**DATA**
========
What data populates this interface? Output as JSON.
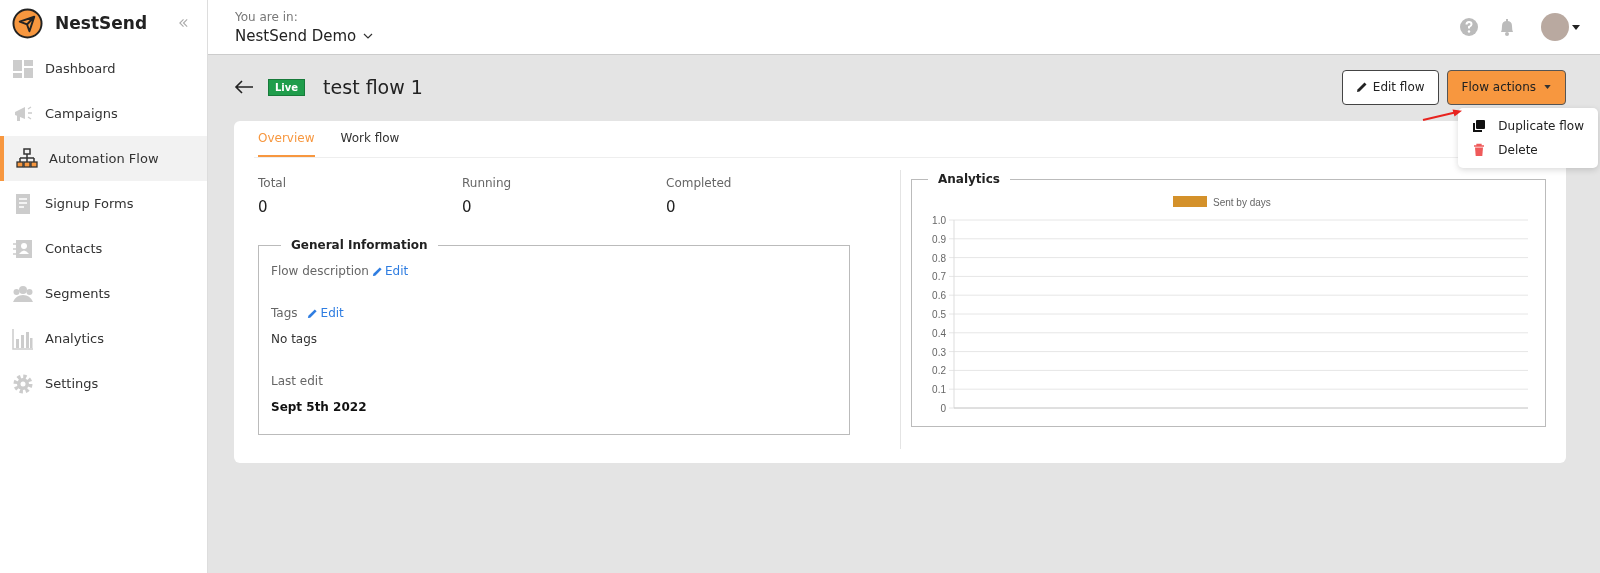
{
  "brand": {
    "name": "NestSend"
  },
  "sidebar": {
    "items": [
      {
        "label": "Dashboard",
        "selected": false
      },
      {
        "label": "Campaigns",
        "selected": false
      },
      {
        "label": "Automation Flow",
        "selected": true
      },
      {
        "label": "Signup Forms",
        "selected": false
      },
      {
        "label": "Contacts",
        "selected": false
      },
      {
        "label": "Segments",
        "selected": false
      },
      {
        "label": "Analytics",
        "selected": false
      },
      {
        "label": "Settings",
        "selected": false
      }
    ]
  },
  "header": {
    "context_label": "You are in:",
    "workspace": "NestSend Demo"
  },
  "page": {
    "status_badge": "Live",
    "title": "test flow 1",
    "edit_button": "Edit flow",
    "actions_button": "Flow actions",
    "actions_menu": [
      {
        "label": "Duplicate flow",
        "kind": "duplicate"
      },
      {
        "label": "Delete",
        "kind": "delete"
      }
    ]
  },
  "tabs": [
    {
      "label": "Overview",
      "selected": true
    },
    {
      "label": "Work flow",
      "selected": false
    }
  ],
  "stats": [
    {
      "label": "Total",
      "value": "0"
    },
    {
      "label": "Running",
      "value": "0"
    },
    {
      "label": "Completed",
      "value": "0"
    }
  ],
  "general_information": {
    "title": "General Information",
    "description_label": "Flow description",
    "description_edit": "Edit",
    "tags_label": "Tags",
    "tags_edit": "Edit",
    "tags_value": "No tags",
    "last_edit_label": "Last edit",
    "last_edit_value": "Sept 5th 2022"
  },
  "analytics": {
    "title": "Analytics",
    "chart_data": {
      "type": "bar",
      "series": [
        {
          "name": "Sent by days",
          "color": "#d4912a"
        }
      ],
      "ylim": [
        0,
        1
      ],
      "grid": true,
      "yticks": [
        0,
        0.1,
        0.2,
        0.3,
        0.4,
        0.5,
        0.6,
        0.7,
        0.8,
        0.9,
        {
          "value": 1,
          "label": "1.0"
        }
      ]
    }
  }
}
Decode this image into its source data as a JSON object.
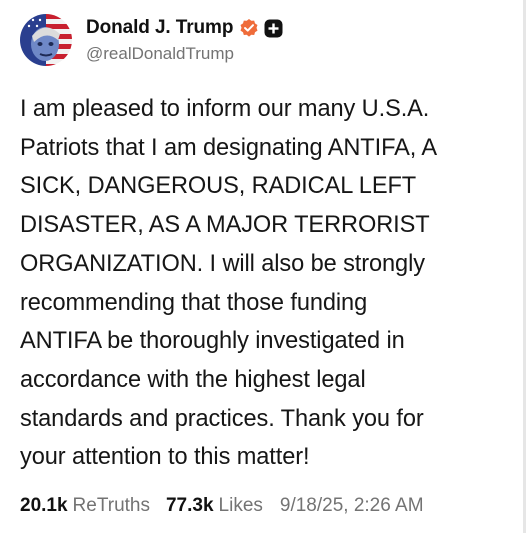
{
  "post": {
    "author": {
      "display_name": "Donald J. Trump",
      "handle": "@realDonaldTrump",
      "verified_icon": "verified-badge-icon",
      "follow_icon": "plus-icon",
      "accent_color": "#ef6c3a"
    },
    "text": "I am pleased to inform our many U.S.A.\nPatriots that I am designating ANTIFA, A\nSICK, DANGEROUS, RADICAL LEFT\nDISASTER, AS A MAJOR TERRORIST\nORGANIZATION. I will also be strongly\nrecommending that those funding\nANTIFA be thoroughly investigated in\naccordance with the highest legal\nstandards and practices. Thank you for\nyour attention to this matter!",
    "stats": {
      "retruths_count": "20.1k",
      "retruths_label": "ReTruths",
      "likes_count": "77.3k",
      "likes_label": "Likes"
    },
    "timestamp": "9/18/25, 2:26 AM"
  }
}
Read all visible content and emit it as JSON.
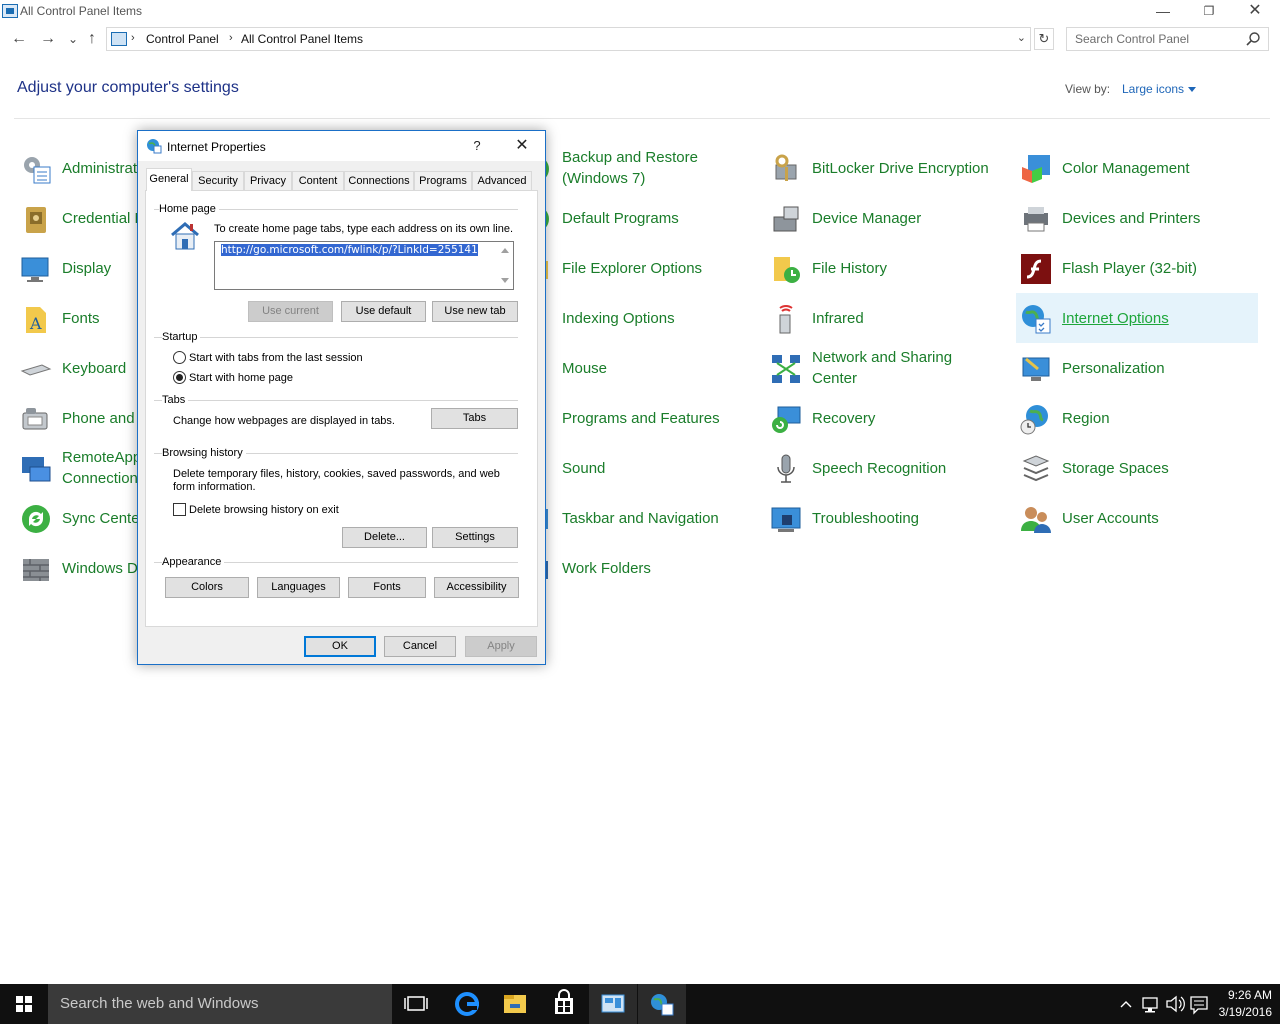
{
  "window": {
    "title": "All Control Panel Items",
    "minimize": "—",
    "maximize": "❐",
    "close": "✕"
  },
  "nav": {
    "back": "←",
    "forward": "→",
    "recent": "⌄",
    "up": "↑",
    "breadcrumb": [
      "Control Panel",
      "All Control Panel Items"
    ],
    "breadcrumb_sep": "›",
    "address_dropdown": "⌄",
    "refresh": "↻",
    "search_placeholder": "Search Control Panel"
  },
  "content": {
    "heading": "Adjust your computer's settings",
    "view_by_label": "View by:",
    "view_by_value": "Large icons"
  },
  "items": {
    "col1": [
      "Administrative Tools",
      "Credential Manager",
      "Display",
      "Fonts",
      "Keyboard",
      "Phone and Modem",
      "RemoteApp and Desktop\nConnections",
      "Sync Center",
      "Windows Defender"
    ],
    "col2": [
      "Backup and Restore\n(Windows 7)",
      "Default Programs",
      "File Explorer Options",
      "Indexing Options",
      "Mouse",
      "Programs and Features",
      "Sound",
      "Taskbar and Navigation",
      "Work Folders"
    ],
    "col3": [
      "BitLocker Drive Encryption",
      "Device Manager",
      "File History",
      "Infrared",
      "Network and Sharing\nCenter",
      "Recovery",
      "Speech Recognition",
      "Troubleshooting"
    ],
    "col4": [
      "Color Management",
      "Devices and Printers",
      "Flash Player (32-bit)",
      "Internet Options",
      "Personalization",
      "Region",
      "Storage Spaces",
      "User Accounts"
    ]
  },
  "dialog": {
    "title": "Internet Properties",
    "help": "?",
    "close": "✕",
    "tabs": [
      "General",
      "Security",
      "Privacy",
      "Content",
      "Connections",
      "Programs",
      "Advanced"
    ],
    "home_page": {
      "group": "Home page",
      "instruction": "To create home page tabs, type each address on its own line.",
      "url": "http://go.microsoft.com/fwlink/p/?LinkId=255141",
      "use_current": "Use current",
      "use_default": "Use default",
      "use_new_tab": "Use new tab"
    },
    "startup": {
      "group": "Startup",
      "option_last_session": "Start with tabs from the last session",
      "option_home_page": "Start with home page",
      "selected": "Start with home page"
    },
    "tabs_group": {
      "group": "Tabs",
      "text": "Change how webpages are displayed in tabs.",
      "button": "Tabs"
    },
    "browsing_history": {
      "group": "Browsing history",
      "text": "Delete temporary files, history, cookies, saved passwords, and web form information.",
      "checkbox_label": "Delete browsing history on exit",
      "delete": "Delete...",
      "settings": "Settings"
    },
    "appearance": {
      "group": "Appearance",
      "colors": "Colors",
      "languages": "Languages",
      "fonts": "Fonts",
      "accessibility": "Accessibility"
    },
    "ok": "OK",
    "cancel": "Cancel",
    "apply": "Apply"
  },
  "taskbar": {
    "search_text": "Search the web and Windows",
    "time": "9:26 AM",
    "date": "3/19/2016"
  },
  "colors": {
    "link_green": "#1a7d2a",
    "heading_blue": "#1e3287",
    "accent_blue": "#0078d7",
    "taskbar": "#101010"
  }
}
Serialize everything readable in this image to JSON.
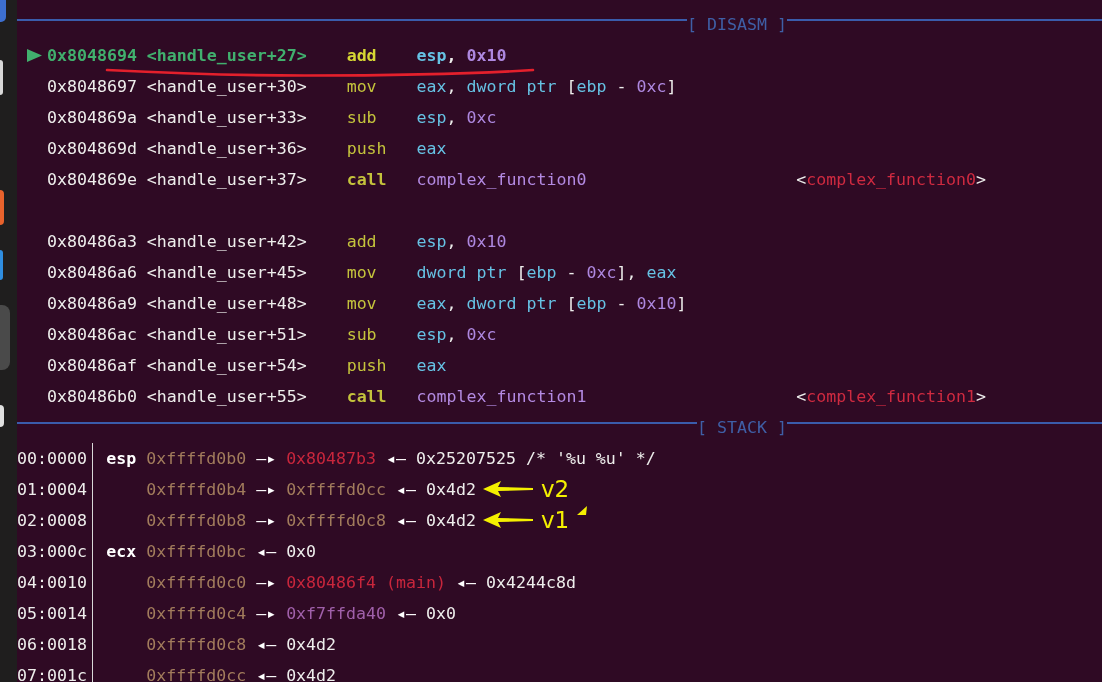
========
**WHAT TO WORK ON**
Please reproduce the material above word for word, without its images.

**THE COMPLETED TASK**
What data populates this interface? Output as JSON.
{
  "brand": {
    "name": "NestSend"
  },
  "sidebar": {
    "items": [
      {
        "label": "Dashboard",
        "selected": false
      },
      {
        "label": "Campaigns",
        "selected": false
      },
      {
        "label": "Automation Flow",
        "selected": true
      },
      {
        "label": "Signup Forms",
        "selected": false
      },
      {
        "label": "Contacts",
        "selected": false
      },
      {
        "label": "Segments",
        "selected": false
      },
      {
        "label": "Analytics",
        "selected": false
      },
      {
        "label": "Settings",
        "selected": false
      }
    ]
  },
  "header": {
    "context_label": "You are in:",
    "workspace": "NestSend Demo"
  },
  "page": {
    "status_badge": "Live",
    "title": "test flow 1",
    "edit_button": "Edit flow",
    "actions_button": "Flow actions",
    "actions_menu": [
      {
        "label": "Duplicate flow",
        "kind": "duplicate"
      },
      {
        "label": "Delete",
        "kind": "delete"
      }
    ]
  },
  "tabs": [
    {
      "label": "Overview",
      "selected": true
    },
    {
      "label": "Work flow",
      "selected": false
    }
  ],
  "stats": [
    {
      "label": "Total",
      "value": "0"
    },
    {
      "label": "Running",
      "value": "0"
    },
    {
      "label": "Completed",
      "value": "0"
    }
  ],
  "general_information": {
    "title": "General Information",
    "description_label": "Flow description",
    "description_edit": "Edit",
    "tags_label": "Tags",
    "tags_edit": "Edit",
    "tags_value": "No tags",
    "last_edit_label": "Last edit",
    "last_edit_value": "Sept 5th 2022"
  },
  "analytics": {
    "title": "Analytics",
    "chart_data": {
      "type": "bar",
      "series": [
        {
          "name": "Sent by days",
          "color": "#d4912a"
        }
      ],
      "ylim": [
        0,
        1
      ],
      "grid": true,
      "yticks": [
        0,
        0.1,
        0.2,
        0.3,
        0.4,
        0.5,
        0.6,
        0.7,
        0.8,
        0.9,
        {
          "value": 1,
          "label": "1.0"
        }
      ]
    }
  }
}
Decode this image into its source data as a JSON object.
{
  "post": {
    "author": {
      "display_name": "Donald J. Trump",
      "handle": "@realDonaldTrump",
      "verified_icon": "verified-badge-icon",
      "follow_icon": "plus-icon",
      "accent_color": "#ef6c3a"
    },
    "text": "I am pleased to inform our many U.S.A.\nPatriots that I am designating ANTIFA, A\nSICK, DANGEROUS, RADICAL LEFT\nDISASTER, AS A MAJOR TERRORIST\nORGANIZATION. I will also be strongly\nrecommending that those funding\nANTIFA be thoroughly investigated in\naccordance with the highest legal\nstandards and practices. Thank you for\nyour attention to this matter!",
    "stats": {
      "retruths_count": "20.1k",
      "retruths_label": "ReTruths",
      "likes_count": "77.3k",
      "likes_label": "Likes"
    },
    "timestamp": "9/18/25, 2:26 AM"
  }
}
Read all visible content and emit it as JSON.
{
  "window": {
    "title": "All Control Panel Items",
    "minimize": "—",
    "maximize": "❐",
    "close": "✕"
  },
  "nav": {
    "back": "←",
    "forward": "→",
    "recent": "⌄",
    "up": "↑",
    "breadcrumb": [
      "Control Panel",
      "All Control Panel Items"
    ],
    "breadcrumb_sep": "›",
    "address_dropdown": "⌄",
    "refresh": "↻",
    "search_placeholder": "Search Control Panel"
  },
  "content": {
    "heading": "Adjust your computer's settings",
    "view_by_label": "View by:",
    "view_by_value": "Large icons"
  },
  "items": {
    "col1": [
      "Administrative Tools",
      "Credential Manager",
      "Display",
      "Fonts",
      "Keyboard",
      "Phone and Modem",
      "RemoteApp and Desktop\nConnections",
      "Sync Center",
      "Windows Defender"
    ],
    "col2": [
      "Backup and Restore\n(Windows 7)",
      "Default Programs",
      "File Explorer Options",
      "Indexing Options",
      "Mouse",
      "Programs and Features",
      "Sound",
      "Taskbar and Navigation",
      "Work Folders"
    ],
    "col3": [
      "BitLocker Drive Encryption",
      "Device Manager",
      "File History",
      "Infrared",
      "Network and Sharing\nCenter",
      "Recovery",
      "Speech Recognition",
      "Troubleshooting"
    ],
    "col4": [
      "Color Management",
      "Devices and Printers",
      "Flash Player (32-bit)",
      "Internet Options",
      "Personalization",
      "Region",
      "Storage Spaces",
      "User Accounts"
    ]
  },
  "dialog": {
    "title": "Internet Properties",
    "help": "?",
    "close": "✕",
    "tabs": [
      "General",
      "Security",
      "Privacy",
      "Content",
      "Connections",
      "Programs",
      "Advanced"
    ],
    "home_page": {
      "group": "Home page",
      "instruction": "To create home page tabs, type each address on its own line.",
      "url": "http://go.microsoft.com/fwlink/p/?LinkId=255141",
      "use_current": "Use current",
      "use_default": "Use default",
      "use_new_tab": "Use new tab"
    },
    "startup": {
      "group": "Startup",
      "option_last_session": "Start with tabs from the last session",
      "option_home_page": "Start with home page",
      "selected": "Start with home page"
    },
    "tabs_group": {
      "group": "Tabs",
      "text": "Change how webpages are displayed in tabs.",
      "button": "Tabs"
    },
    "browsing_history": {
      "group": "Browsing history",
      "text": "Delete temporary files, history, cookies, saved passwords, and web form information.",
      "checkbox_label": "Delete browsing history on exit",
      "delete": "Delete...",
      "settings": "Settings"
    },
    "appearance": {
      "group": "Appearance",
      "colors": "Colors",
      "languages": "Languages",
      "fonts": "Fonts",
      "accessibility": "Accessibility"
    },
    "ok": "OK",
    "cancel": "Cancel",
    "apply": "Apply"
  },
  "taskbar": {
    "search_text": "Search the web and Windows",
    "time": "9:26 AM",
    "date": "3/19/2016"
  },
  "colors": {
    "link_green": "#1a7d2a",
    "heading_blue": "#1e3287",
    "accent_blue": "#0078d7",
    "taskbar": "#101010"
  }
}
Serialize everything readable in this image to JSON.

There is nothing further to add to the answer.